Born as Chang Cheng-Min (or Tsan Cheng-Min, varying sources), Father Beda Chang was a priest and the dean of faculty of arts at Shanghai's Aurora University.[1]

Society of Jesus

History of the Jesuits
Regimini militantis
Suppression

Jesuit Hierarchy
Superior General
Adolfo Nicolás

Ignatian Spirituality
Spiritual Exercises
Ad majorem Dei gloriam
Magis

Notable Jesuits
St. Ignatius of Loyola
St. Francis Xavier
St. Peter Faber
St. Aloysius Gonzaga
St. Robert Bellarmine
St. Peter Canisius
St. Edmund Campion
Pope Francis

Arrest and execution[edit]

Because he refused to renounce his faith and to cooperate with the government in their persecution of the Church, Fr. Chang was arrested, imprisoned, tortured and then died.[1][2] Rev. William Aedan McGrath, in the cell opposite Chang, reported that he saw the priest languishing and vomiting in the cell for two months before he died.[3] Chinese Roman Catholics reacted with mass protests and turned out in great numbers for Father Chang's requiem Mass.[1]

Aftermath and veneration as martyr[edit]
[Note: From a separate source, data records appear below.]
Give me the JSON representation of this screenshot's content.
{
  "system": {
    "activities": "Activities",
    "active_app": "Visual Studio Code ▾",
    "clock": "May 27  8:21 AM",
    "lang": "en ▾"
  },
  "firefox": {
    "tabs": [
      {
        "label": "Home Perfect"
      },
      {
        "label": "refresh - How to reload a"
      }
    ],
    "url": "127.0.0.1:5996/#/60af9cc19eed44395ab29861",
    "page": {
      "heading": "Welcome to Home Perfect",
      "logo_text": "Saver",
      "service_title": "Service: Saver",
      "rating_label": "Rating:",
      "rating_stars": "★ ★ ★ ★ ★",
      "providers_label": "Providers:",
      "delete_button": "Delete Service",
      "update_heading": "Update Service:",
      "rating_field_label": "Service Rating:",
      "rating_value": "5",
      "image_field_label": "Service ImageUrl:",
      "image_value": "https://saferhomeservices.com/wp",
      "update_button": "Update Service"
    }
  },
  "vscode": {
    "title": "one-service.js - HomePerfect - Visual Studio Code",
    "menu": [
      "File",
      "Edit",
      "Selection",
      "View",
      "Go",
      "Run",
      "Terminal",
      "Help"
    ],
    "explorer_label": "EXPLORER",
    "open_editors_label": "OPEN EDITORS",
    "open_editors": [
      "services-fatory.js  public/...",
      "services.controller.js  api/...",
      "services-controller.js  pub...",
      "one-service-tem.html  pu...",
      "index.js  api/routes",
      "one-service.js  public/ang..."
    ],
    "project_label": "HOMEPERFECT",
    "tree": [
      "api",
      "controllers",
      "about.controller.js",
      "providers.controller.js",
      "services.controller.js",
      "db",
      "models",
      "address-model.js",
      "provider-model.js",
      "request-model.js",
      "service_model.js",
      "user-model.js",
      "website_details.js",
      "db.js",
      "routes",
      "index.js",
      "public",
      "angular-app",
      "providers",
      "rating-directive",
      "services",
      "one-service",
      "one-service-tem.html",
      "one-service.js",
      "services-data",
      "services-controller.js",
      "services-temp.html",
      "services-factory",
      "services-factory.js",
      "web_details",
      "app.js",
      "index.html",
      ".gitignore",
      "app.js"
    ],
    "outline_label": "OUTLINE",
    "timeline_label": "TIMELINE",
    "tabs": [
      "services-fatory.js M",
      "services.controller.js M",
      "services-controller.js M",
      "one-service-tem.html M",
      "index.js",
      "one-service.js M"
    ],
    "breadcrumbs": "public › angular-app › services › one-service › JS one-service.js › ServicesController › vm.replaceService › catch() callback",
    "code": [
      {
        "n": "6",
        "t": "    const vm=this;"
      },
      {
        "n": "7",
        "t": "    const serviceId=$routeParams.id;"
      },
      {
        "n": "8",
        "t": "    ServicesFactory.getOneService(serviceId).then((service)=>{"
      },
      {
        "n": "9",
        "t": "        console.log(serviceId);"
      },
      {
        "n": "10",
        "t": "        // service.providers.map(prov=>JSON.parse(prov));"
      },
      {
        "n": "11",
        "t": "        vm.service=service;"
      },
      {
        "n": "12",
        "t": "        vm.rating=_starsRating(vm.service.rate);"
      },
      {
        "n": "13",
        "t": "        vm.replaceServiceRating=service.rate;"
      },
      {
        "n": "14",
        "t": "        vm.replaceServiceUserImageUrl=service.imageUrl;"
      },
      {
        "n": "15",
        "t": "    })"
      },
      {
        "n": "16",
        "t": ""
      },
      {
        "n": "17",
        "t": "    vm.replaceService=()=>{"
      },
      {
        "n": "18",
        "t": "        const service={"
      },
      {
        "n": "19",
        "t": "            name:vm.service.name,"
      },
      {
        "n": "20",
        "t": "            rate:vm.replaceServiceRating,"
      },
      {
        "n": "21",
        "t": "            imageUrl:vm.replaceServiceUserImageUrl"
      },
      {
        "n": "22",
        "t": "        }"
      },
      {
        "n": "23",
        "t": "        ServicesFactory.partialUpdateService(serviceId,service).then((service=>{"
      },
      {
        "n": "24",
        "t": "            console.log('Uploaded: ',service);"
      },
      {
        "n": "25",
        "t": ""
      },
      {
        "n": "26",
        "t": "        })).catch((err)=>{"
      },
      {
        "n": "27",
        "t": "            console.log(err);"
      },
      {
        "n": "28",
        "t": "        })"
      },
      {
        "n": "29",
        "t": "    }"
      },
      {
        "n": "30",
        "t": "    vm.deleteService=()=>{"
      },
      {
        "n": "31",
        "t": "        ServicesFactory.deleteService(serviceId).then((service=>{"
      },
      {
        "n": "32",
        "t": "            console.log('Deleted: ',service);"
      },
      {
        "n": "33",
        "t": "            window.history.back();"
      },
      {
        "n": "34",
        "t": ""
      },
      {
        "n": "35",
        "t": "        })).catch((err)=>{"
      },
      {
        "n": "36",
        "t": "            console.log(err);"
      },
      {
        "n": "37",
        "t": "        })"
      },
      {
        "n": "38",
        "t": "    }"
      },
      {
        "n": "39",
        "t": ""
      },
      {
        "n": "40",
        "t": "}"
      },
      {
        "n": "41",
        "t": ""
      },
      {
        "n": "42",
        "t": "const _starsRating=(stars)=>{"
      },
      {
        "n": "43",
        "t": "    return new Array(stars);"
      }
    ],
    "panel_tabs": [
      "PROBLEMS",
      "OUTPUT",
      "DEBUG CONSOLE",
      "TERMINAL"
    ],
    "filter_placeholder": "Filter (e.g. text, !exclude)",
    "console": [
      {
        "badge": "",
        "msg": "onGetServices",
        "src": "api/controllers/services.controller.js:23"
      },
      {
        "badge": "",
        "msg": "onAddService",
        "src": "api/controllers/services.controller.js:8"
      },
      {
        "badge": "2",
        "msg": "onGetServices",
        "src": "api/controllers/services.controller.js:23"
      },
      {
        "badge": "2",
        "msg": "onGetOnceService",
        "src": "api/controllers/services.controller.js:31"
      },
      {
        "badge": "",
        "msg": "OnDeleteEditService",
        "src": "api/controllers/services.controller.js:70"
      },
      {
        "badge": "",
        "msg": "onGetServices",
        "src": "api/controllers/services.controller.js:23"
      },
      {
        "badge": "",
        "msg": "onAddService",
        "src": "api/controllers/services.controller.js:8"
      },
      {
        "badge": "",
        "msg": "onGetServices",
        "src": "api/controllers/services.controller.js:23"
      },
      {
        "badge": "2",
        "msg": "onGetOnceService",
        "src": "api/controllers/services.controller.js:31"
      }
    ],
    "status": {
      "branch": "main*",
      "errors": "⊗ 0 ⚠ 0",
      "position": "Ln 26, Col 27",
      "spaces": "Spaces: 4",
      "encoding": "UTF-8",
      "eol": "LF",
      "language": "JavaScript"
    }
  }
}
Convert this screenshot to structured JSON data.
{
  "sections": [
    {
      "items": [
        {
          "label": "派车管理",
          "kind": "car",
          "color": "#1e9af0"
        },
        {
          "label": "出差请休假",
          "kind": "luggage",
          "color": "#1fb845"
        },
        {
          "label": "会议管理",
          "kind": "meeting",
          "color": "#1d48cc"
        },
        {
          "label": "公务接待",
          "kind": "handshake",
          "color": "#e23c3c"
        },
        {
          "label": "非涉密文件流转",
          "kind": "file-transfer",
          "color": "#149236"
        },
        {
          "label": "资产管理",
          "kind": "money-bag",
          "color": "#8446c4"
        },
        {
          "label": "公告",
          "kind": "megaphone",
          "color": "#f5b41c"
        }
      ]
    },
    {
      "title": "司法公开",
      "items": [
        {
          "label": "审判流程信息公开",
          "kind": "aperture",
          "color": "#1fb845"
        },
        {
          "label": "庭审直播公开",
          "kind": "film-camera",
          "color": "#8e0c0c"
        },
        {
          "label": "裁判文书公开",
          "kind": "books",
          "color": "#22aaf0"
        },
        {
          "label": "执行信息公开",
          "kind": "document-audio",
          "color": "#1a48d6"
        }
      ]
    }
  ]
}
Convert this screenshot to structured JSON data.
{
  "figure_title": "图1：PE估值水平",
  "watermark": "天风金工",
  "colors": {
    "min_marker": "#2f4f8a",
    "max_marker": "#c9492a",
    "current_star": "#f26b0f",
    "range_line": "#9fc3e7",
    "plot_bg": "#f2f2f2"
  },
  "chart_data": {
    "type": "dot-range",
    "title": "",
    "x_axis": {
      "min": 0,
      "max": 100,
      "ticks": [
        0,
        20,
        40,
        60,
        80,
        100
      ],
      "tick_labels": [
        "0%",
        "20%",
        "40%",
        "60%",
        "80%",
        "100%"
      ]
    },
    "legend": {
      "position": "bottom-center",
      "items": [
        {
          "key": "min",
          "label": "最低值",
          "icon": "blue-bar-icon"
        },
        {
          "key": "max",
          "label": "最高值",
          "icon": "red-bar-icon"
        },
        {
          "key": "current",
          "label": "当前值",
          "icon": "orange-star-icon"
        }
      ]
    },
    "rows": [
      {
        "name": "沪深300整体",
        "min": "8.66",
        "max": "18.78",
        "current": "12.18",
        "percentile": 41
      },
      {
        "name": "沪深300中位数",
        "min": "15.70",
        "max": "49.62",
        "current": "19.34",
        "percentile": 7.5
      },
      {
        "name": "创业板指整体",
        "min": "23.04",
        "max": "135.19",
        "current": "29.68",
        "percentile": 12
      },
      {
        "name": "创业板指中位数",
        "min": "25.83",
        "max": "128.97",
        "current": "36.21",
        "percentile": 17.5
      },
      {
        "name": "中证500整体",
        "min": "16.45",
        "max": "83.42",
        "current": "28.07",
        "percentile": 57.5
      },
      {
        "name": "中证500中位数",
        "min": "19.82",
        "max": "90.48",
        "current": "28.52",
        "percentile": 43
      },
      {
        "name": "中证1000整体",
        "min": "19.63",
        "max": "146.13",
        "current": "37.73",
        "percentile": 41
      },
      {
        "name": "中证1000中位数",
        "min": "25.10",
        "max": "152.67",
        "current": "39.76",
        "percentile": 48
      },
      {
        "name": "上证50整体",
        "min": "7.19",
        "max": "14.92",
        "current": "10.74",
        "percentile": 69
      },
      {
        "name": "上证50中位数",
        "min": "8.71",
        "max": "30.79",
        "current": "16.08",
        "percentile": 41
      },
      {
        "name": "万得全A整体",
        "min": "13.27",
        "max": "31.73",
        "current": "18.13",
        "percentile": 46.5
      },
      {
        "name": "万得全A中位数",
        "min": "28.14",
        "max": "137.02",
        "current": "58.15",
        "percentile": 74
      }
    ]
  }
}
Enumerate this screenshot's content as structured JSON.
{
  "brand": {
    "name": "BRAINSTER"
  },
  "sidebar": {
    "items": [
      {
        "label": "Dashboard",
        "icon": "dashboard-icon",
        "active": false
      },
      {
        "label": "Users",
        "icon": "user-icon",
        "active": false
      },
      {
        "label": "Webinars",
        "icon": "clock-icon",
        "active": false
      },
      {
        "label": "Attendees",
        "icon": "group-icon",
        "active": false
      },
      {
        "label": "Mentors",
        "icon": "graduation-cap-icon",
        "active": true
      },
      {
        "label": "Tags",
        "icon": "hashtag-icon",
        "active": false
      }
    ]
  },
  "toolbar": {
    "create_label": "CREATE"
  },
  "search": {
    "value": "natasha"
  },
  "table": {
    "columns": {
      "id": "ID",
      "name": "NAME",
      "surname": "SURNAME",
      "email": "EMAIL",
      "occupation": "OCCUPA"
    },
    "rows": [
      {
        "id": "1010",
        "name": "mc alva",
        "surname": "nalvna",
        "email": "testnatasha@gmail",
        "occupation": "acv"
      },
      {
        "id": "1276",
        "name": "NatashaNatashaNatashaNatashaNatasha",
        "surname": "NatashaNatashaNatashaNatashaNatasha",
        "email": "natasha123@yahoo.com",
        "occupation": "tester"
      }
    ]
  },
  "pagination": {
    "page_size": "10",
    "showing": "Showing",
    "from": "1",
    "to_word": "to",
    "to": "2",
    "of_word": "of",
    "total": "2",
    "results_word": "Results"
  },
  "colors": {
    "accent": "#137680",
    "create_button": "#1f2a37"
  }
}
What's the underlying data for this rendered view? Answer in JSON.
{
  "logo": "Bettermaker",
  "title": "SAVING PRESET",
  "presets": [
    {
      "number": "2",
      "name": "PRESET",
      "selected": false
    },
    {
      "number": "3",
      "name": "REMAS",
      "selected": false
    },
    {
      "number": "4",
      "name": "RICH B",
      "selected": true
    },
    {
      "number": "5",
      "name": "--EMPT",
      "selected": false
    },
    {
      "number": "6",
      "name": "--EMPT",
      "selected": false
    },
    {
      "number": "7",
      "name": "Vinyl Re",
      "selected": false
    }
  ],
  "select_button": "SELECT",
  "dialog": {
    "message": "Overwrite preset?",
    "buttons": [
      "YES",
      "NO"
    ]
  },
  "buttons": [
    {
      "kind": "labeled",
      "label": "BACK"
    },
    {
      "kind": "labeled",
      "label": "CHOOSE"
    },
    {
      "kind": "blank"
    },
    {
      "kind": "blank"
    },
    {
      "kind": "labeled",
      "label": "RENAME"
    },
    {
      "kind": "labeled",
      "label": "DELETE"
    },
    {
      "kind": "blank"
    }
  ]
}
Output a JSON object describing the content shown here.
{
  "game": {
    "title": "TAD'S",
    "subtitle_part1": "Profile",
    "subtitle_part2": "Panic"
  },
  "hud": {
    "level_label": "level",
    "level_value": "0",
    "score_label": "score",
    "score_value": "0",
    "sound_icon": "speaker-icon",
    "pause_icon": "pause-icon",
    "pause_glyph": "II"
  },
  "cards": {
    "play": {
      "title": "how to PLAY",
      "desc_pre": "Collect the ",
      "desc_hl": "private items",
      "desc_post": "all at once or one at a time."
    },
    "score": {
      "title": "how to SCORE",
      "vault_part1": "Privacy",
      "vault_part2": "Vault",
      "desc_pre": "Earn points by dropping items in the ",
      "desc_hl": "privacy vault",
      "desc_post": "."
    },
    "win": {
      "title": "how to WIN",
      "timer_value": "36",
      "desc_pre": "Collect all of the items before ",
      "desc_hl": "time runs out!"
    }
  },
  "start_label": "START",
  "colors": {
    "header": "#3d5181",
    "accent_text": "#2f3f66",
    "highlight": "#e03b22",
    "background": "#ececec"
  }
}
After Father Chang's death, the communist government issued a statement denouncing the prayers and Masses for Chang as a “new type of bacteria warfare by the imperialists – a counterrevolutionary mental bacteria.”[4]

After the burial the faithful began to visit Fr. Chang’s grave, the police guarded the grave to prevent veneration, but reports of miracles accomplished through the intercession of Fr. Chang began to be reported.[2] The Chinese authorities later admonished Shanghai's Roman Catholic Bishop Ignatius Kung Pin-Mei (himself later imprisoned for 30 years).[2] Fr. Chang’s body was returned to the Church on November 12, 1951 and Shanghai's Catholics began to venerate him as a martyr.[1]

References[edit]

  1. ^ a b c d Liu, William T. and Beatrice Leung, The Chinese Catholic Church in Conflict: 1949-2001, p. 68, Universal Publishers 2004
  2. ^ a b c Excerpt from a 1952 speech by Archbishop Fulton Sheen at University of Detroit Jesuit High School and Academy
  3. ^ Moreau, Theresa Marie Warrior Priest: Father McGrath and the Battle for the Soul of China
  4. ^ Weir, Charlene The Wisdom of the Popes, p. 219, Macmillan (1957)

Further reading[edit]

  • Father Beda Chang: Witness for Unity, Catholic Truth Society, Hong Kong 1953